The Merit Protection Commissioner encourages agencies to make principles-based employment decisions in the context of the broader APS policy framework.
Two policies received focus in casework during the reporting period. The first is the As One—APS Disability Employment Strategy, which produced the guide Working together: promoting mental health and wellbeing at work.4 The strategy aims to build an inclusive workplace culture for people with mental illness. Mental illness can feature in both performance management and Code of Conduct matters. There is a single standard of behaviour for APS employees. The usual approach during a Code of Conduct investigation is to consider mental illness as a possible mitigating factor when making a decision on sanction.
However, in keeping with the strategy, agencies are encouraged to consider whether a Code of Conduct investigation is the most effective and appropriate response to inappropriate behaviour resulting from mental illness. In some cases, working with the employee and their treating doctors to assist the employee in managing the impact of their illness on the workplace may be a more effective and appropriate response. These cases might include those where no harm has been done to the agency by the conduct, the behaviour is uncharacteristic and the employee had not, at the time of the behaviour, had a diagnosis of mental illness.
The second policy is the Gender Equality Strategy;5 we need to consider whether longstanding practices may require reconsideration in its light.
Agencies have discretion, in exceptional circumstances, to grant paid maternity leave when an employee is on leave without pay. Agencies generally exercise this discretion only in limited circumstances—for example, where the leave without pay is in the interests of the Commonwealth or the agency was in some way the cause of the employee’s loss of entitlement.
This cautious approach to the exercise of the discretion appears in part to reflect past experience and practice, including concerns about employees structuring their leave arrangements so that they obtain an entitlement to paid leave.
The APS Gender Equality Strategy focuses on supportive cultures and flexible working arrangements. It provides a framework for delegates to look more flexibly at the circumstances of individual employees. Paid maternity leave is available only to women who are working. However, in order to balance work and family commitments, APS employees may both be on leave without pay but be working under other contractual arrangements for the Commonwealth. The changing nature of the workplace raises the question of whether delegates should give greater consideration to the beneficial application of the discretion where women are still engaged in employment for the Commonwealth while they are on leave without pay to meet family commitments.

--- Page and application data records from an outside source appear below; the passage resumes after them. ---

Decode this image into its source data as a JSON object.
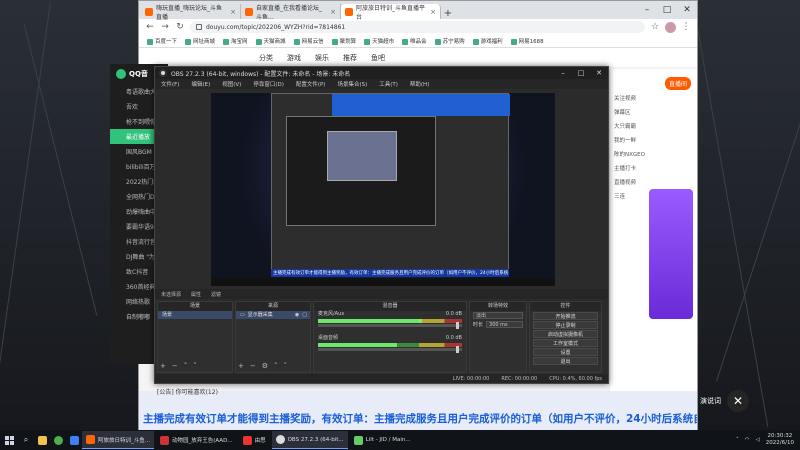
{
  "browser": {
    "tabs": [
      {
        "label": "嗨玩直播_嗨玩论坛_斗鱼直播"
      },
      {
        "label": "自家直播_在我看播论坛_斗鱼..."
      },
      {
        "label": "阿旅旅日特训_斗鱼直播平台"
      }
    ],
    "url": "douyu.com/topic/202206_WYZH?rid=7814861",
    "bookmarks": [
      "百度一下",
      "网址商城",
      "淘宝网",
      "天猫商城",
      "网易云信",
      "聚划算",
      "天猫超市",
      "唯品会",
      "苏宁易购",
      "游戏福利",
      "网易1688"
    ],
    "site_nav": [
      "分类",
      "游戏",
      "娱乐",
      "推荐",
      "鱼吧"
    ],
    "right_panel": {
      "action": "直播间",
      "items": [
        "关注视频",
        "弹幕区",
        "大只霸霸",
        "我的一鲜",
        "陈的NXGEO",
        "主播打卡",
        "直播视频",
        "三连"
      ]
    },
    "banner": "主播完成有效订单才能得到主播奖励，有效订单：主播完成服务且用户完成评价的订单（如用户不评价，24小时后系统自动评价）",
    "notice_row": "[公告] 你可能喜欢(12)"
  },
  "qq": {
    "title": "QQ音",
    "items": [
      "粤语歌曲大全",
      "吾欢",
      "枪不到喂你",
      "最近播放",
      "国风BGM",
      "bilibili百万点",
      "2022热门新星",
      "全网热门DJ",
      "劲爆嗨曲中文",
      "要霸华语90",
      "抖音流行音乐",
      "DJ舞曲 \"为",
      "致C抖音",
      "360首经典单",
      "网络热歌",
      "自制嘟嘟"
    ],
    "active_index": 3
  },
  "obs": {
    "title": "OBS 27.2.3 (64-bit, windows) - 配置文件: 未命名 - 场景: 未命名",
    "menu": [
      "文件(F)",
      "编辑(E)",
      "视图(V)",
      "停靠窗口(D)",
      "配置文件(P)",
      "场景集合(S)",
      "工具(T)",
      "帮助(H)"
    ],
    "scene_tabs": [
      "未选择源",
      "属性",
      "滤镜"
    ],
    "preview_banner": "主播完成有效订单才能得到主播奖励，有效订单：主播完成服务且用户完成评价的订单（如用户不评价，24小时后系统自动评价）",
    "docks": {
      "scenes": {
        "title": "场景",
        "items": [
          "场景"
        ]
      },
      "sources": {
        "title": "来源",
        "items": [
          "显示器采集"
        ]
      },
      "mixer": {
        "title": "混音器",
        "channels": [
          {
            "name": "麦克风/Aux",
            "db": "0.0 dB",
            "level": 0.72
          },
          {
            "name": "桌面音频",
            "db": "0.0 dB",
            "level": 0.55
          }
        ]
      },
      "transitions": {
        "title": "转场特效",
        "type": "淡出",
        "duration_label": "时长",
        "duration": "300 ms"
      },
      "controls": {
        "title": "控件",
        "buttons": [
          "开始推流",
          "停止录制",
          "启动虚拟摄像机",
          "工作室模式",
          "设置",
          "退出"
        ]
      }
    },
    "status": [
      "LIVE: 00:00:00",
      "REC: 00:00:00",
      "CPU: 0.4%, 60.00 fps"
    ]
  },
  "overlay": {
    "close": "✕",
    "side_text": "演说词"
  },
  "taskbar": {
    "apps": [
      {
        "label": "阿旅旅日特训_斗鱼..."
      },
      {
        "label": "动物园_放弃王告(AAD..."
      },
      {
        "label": "由思"
      },
      {
        "label": "OBS 27.2.3 (64-bit..."
      },
      {
        "label": "Lilt - JID / Main..."
      }
    ],
    "time": "20:30:32",
    "date": "2022/6/10"
  }
}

Box M2: Application of the legislative framework
The following issues have arisen from the casework.
Where there is an express power in the legislation for an agency to do something—for example direct an employee to undertake a fitness for duty assessment (Regulation 3.2)—agencies are not able to use the general employer powers in section 20 of the Public Service Act to achieve the same end.
Handling misconduct advises that agencies should calculate fines, as a sanction for misconduct, for part-time employees based on the salary they receive for the ‘ordinary hours’ in their part-time work agreement. On this basis, the fine imposed on a part-time employee should be calculated as a percentage of the employee’s part-time salary and not on the basis of the full-time salary for the employee’s classification.

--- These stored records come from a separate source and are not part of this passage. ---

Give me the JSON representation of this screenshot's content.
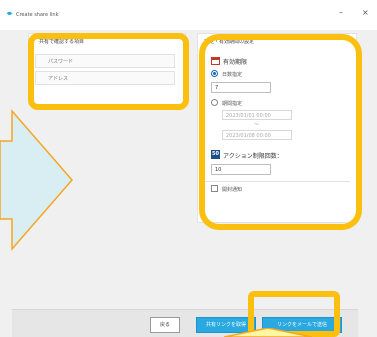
{
  "window": {
    "title": "Create share link",
    "minimize_glyph": "–",
    "close_glyph": "×"
  },
  "left_panel": {
    "heading": "共有で確認する項目",
    "items": [
      {
        "label": "パスワード"
      },
      {
        "label": "アドレス"
      }
    ]
  },
  "right_panel": {
    "heading": "設定・有効期間の設定",
    "expiration": {
      "icon": "calendar-icon",
      "title": "有効期限",
      "option_days_label": "日数指定",
      "days_value": "7",
      "option_date_label": "期間指定",
      "date_start_placeholder": "2023/01/01 00:00",
      "date_separator": "～",
      "date_end_placeholder": "2023/01/08 00:00",
      "selected": "days"
    },
    "actions": {
      "badge": "50",
      "title": "アクション制限回数：",
      "value": "10"
    },
    "notify": {
      "label": "開封通知",
      "checked": false
    }
  },
  "footer": {
    "back_label": "戻る",
    "copy_link_label": "共有リンクを取得",
    "send_mail_label": "リンクをメールで送信"
  },
  "annotation": {
    "highlight_color": "#fbbf0f",
    "arrow_fill": "#d9eef2",
    "arrow_stroke": "#f5a623"
  },
  "colors": {
    "primary_button": "#29a9e0",
    "badge": "#1f4e8c",
    "calendar_accent": "#c0392b"
  }
}
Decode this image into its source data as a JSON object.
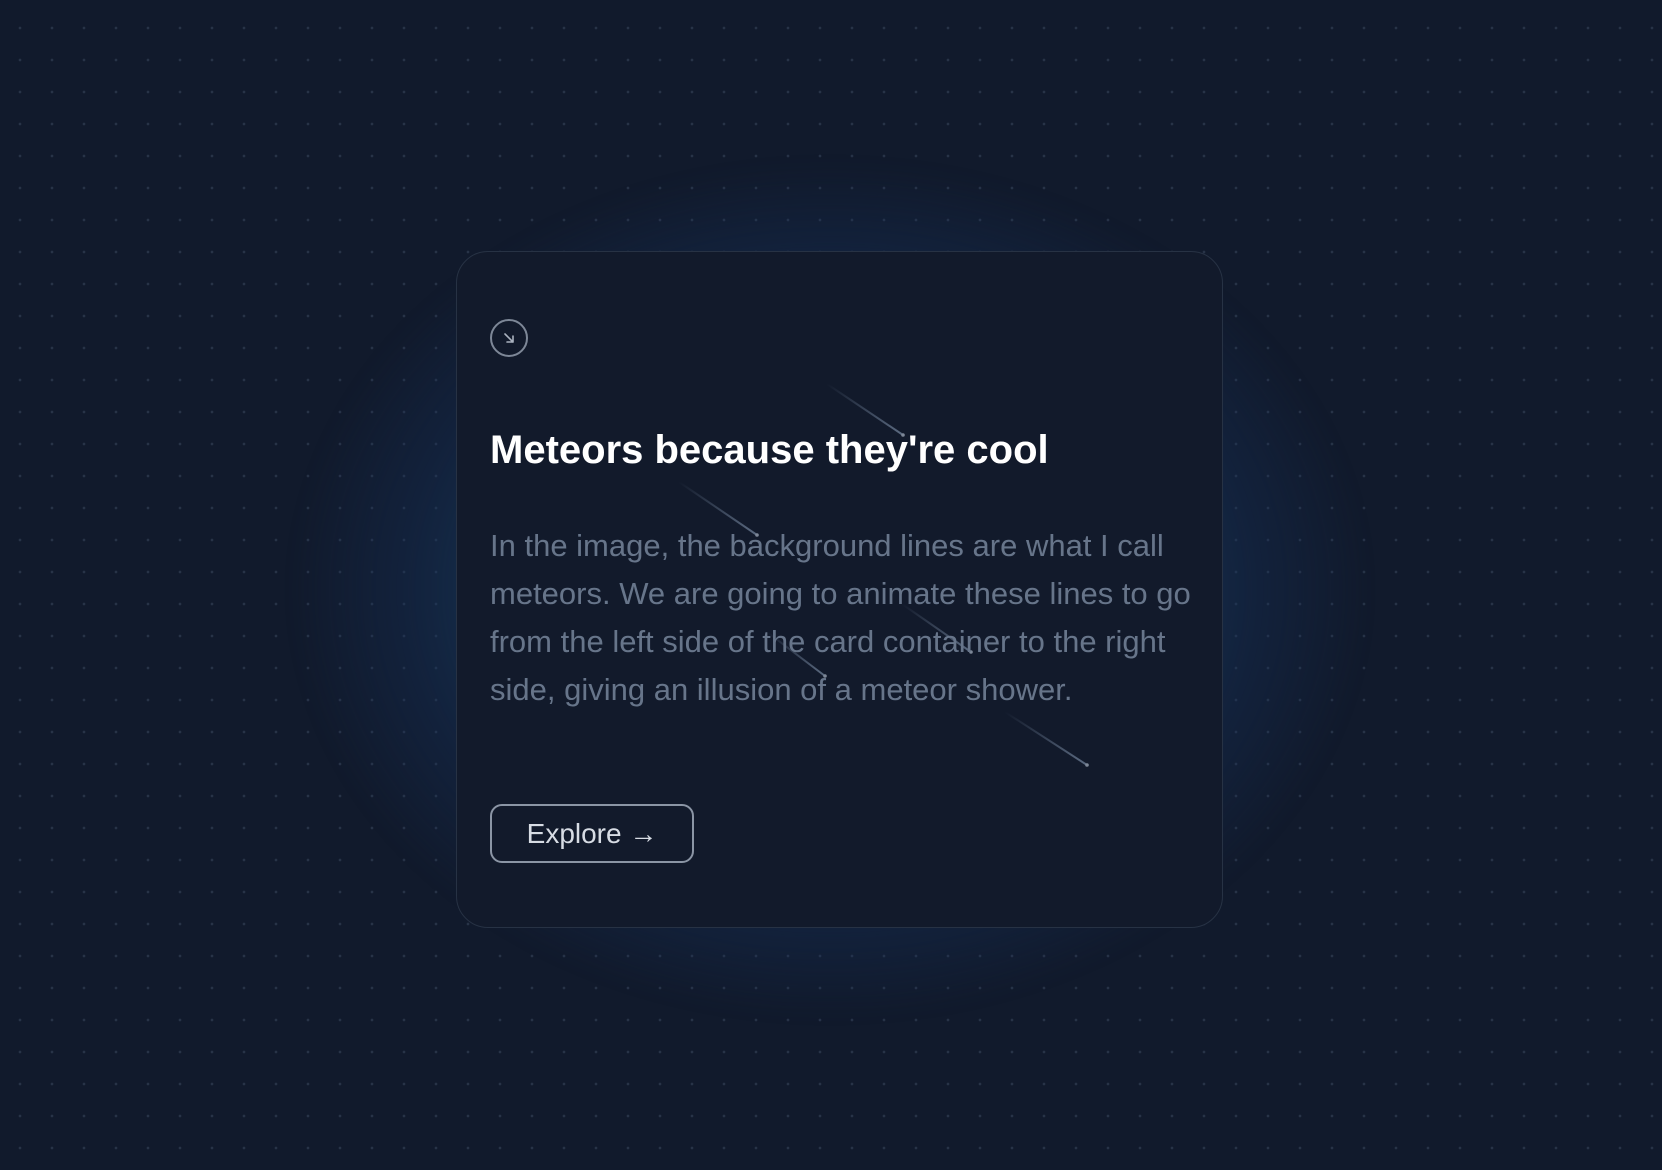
{
  "card": {
    "title": "Meteors because they're cool",
    "description": "In the image, the background lines are what I call meteors. We are going to animate these lines to go from the left side of the card container to the right side, giving an illusion of a meteor shower.",
    "button_label": "Explore →",
    "icon": "arrow-down-right-icon"
  },
  "colors": {
    "background": "#111a2c",
    "card_background": "#121a2b",
    "title": "#ffffff",
    "description": "#67758a",
    "glow": "#1c4e76"
  }
}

1 Towards responsible government: the report of the National Commission of Audit, National Commission of Audit, 2014.
2 Independent review of whole-of-government internal regulation, B Belcher, August 2015.

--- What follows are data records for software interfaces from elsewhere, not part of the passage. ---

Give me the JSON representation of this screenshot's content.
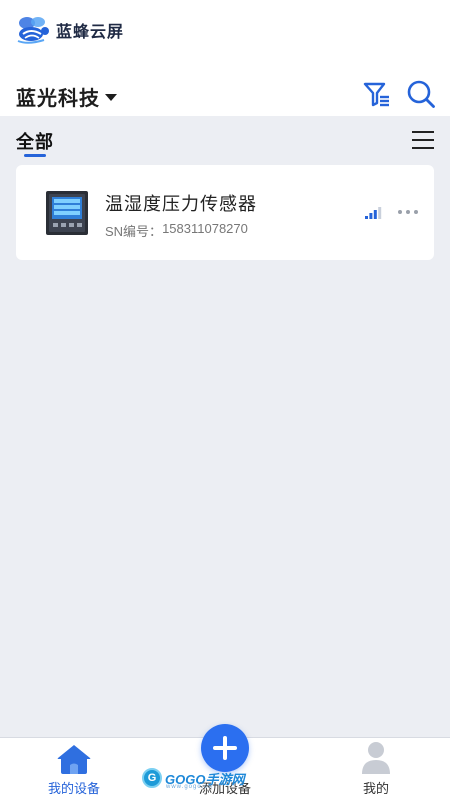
{
  "app": {
    "name": "蓝蜂云屏"
  },
  "header": {
    "company": "蓝光科技",
    "icons": [
      "filter-icon",
      "search-icon"
    ]
  },
  "tabs": {
    "active": "全部"
  },
  "devices": [
    {
      "name": "温湿度压力传感器",
      "sn_label": "SN编号：",
      "sn": "158311078270",
      "signal_bars": 4,
      "signal_active_bars": 3
    }
  ],
  "bottom_nav": {
    "home": "我的设备",
    "add": "添加设备",
    "mine": "我的"
  },
  "watermark": {
    "brand": "GOGO手游网",
    "sub": "www.gogo.cn"
  },
  "colors": {
    "accent": "#2563d9",
    "fab": "#2b6ff0",
    "background": "#eceef3",
    "muted_text": "#777777"
  }
}
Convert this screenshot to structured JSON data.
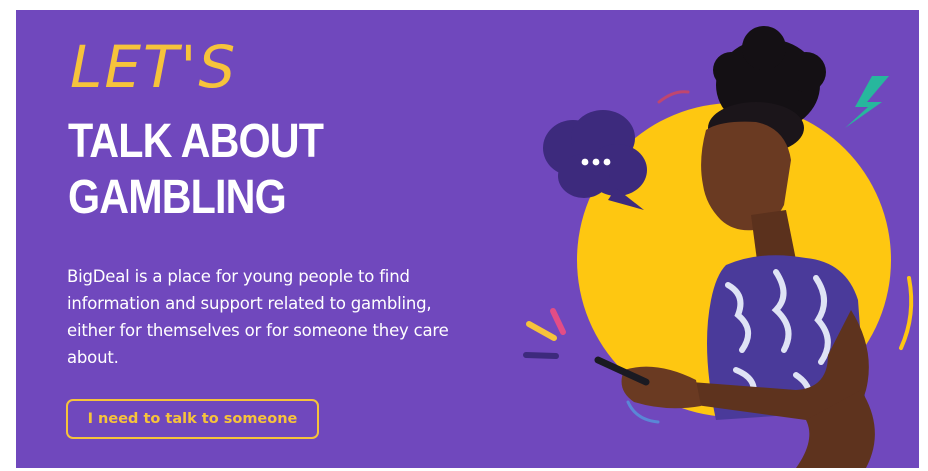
{
  "hero": {
    "eyebrow": "LET'S",
    "title_line1": "TALK ABOUT",
    "title_line2": "GAMBLING",
    "description": "BigDeal is a place for young people to find information and support related to gambling, either for themselves or for someone they care about.",
    "cta_label": "I need to talk to someone"
  },
  "colors": {
    "background": "#7048bd",
    "accent_yellow": "#f6c33b",
    "circle_yellow": "#fec711",
    "bubble": "#3d2a7d",
    "teal": "#27b79d",
    "pink": "#e34d86"
  },
  "icons": {
    "speech_bubble": "chat-bubble-icon",
    "bolt": "lightning-icon"
  }
}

3 Unlocking potential—APS workforce management contestability review, S McPhee, December 2015.